In the last fifty years, transnational adoptionaspecifically, the adoption of Asian childrenahas exploded in popularity as an alternative path to family making. Despite the cultural acceptance of this practice, surprisingly little attention has been paid to the factors that allowed Asian international adoption to flourish. In Global Families, Catherine Ceniza Choy unearths the little-known historical origins of Asian international adoption in the United States. Beginning with the post-World War II presence of the U.S. military in Asia, she reveals how mixed-race children born of Japanese, Korean, and Vietnamese women and U.S. servicemen comprised one of the earliest groups of adoptive children.
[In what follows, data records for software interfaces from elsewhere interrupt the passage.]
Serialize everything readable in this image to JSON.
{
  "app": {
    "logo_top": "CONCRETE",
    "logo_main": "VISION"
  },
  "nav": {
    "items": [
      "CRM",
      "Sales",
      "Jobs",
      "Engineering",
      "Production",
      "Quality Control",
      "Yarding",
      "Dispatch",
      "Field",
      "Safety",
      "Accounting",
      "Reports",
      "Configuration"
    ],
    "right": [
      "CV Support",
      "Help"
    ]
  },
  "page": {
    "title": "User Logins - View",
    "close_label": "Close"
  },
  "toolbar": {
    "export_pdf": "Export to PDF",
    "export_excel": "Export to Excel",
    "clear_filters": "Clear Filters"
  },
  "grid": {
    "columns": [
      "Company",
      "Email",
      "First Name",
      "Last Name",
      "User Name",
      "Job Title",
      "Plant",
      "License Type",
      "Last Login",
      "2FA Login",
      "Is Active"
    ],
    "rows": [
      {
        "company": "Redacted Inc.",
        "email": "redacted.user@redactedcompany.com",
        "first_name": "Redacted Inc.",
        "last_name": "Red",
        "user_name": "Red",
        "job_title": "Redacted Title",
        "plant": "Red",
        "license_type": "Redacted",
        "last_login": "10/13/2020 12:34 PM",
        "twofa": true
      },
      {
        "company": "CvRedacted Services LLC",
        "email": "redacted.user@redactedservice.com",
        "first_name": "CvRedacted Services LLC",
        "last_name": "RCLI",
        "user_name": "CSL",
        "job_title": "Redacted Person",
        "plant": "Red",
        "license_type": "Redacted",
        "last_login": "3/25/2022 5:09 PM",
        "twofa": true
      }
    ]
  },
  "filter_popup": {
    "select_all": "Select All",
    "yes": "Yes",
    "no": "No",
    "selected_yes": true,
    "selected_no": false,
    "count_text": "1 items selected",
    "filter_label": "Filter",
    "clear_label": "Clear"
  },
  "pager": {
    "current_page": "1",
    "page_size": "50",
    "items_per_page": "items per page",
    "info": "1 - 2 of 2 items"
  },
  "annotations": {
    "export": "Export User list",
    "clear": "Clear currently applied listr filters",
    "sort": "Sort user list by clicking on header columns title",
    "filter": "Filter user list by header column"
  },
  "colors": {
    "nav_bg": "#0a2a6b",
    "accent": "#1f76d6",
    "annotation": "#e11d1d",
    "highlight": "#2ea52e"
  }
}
Based on extensive archival research, Global Families moves beyond one-dimensional portrayals of Asian international adoption as either a progressive form of U.S. multiculturalism or as an exploitative form of cultural and economic imperialism. Rather, Choy acknowledges the complexity of the phenomenon, illuminating both its radical possibilities of a world united across national, cultural, and racial divides through family formation and its strong potential for reinforcing the very racial and cultural hierarchies it sought to challenge.The Hong Kong Project Chinese InternationalAdoption in the United States in the 1950s and 1960s Without a doubt, China plays a key role in the ... Oprah Magazine, a photograph of Chinese adoptees is featured in the article aSpeak Easy: What Never to Say to an Adopted Child.a At the White Swan Hotel in Guangzhou, where many American adoptive families stay in China to complete visa paperwork, anbsp;...
|Author||:||Catherine Ceniza Choy|
|Publisher||:||NYU Press - 2013-10-11|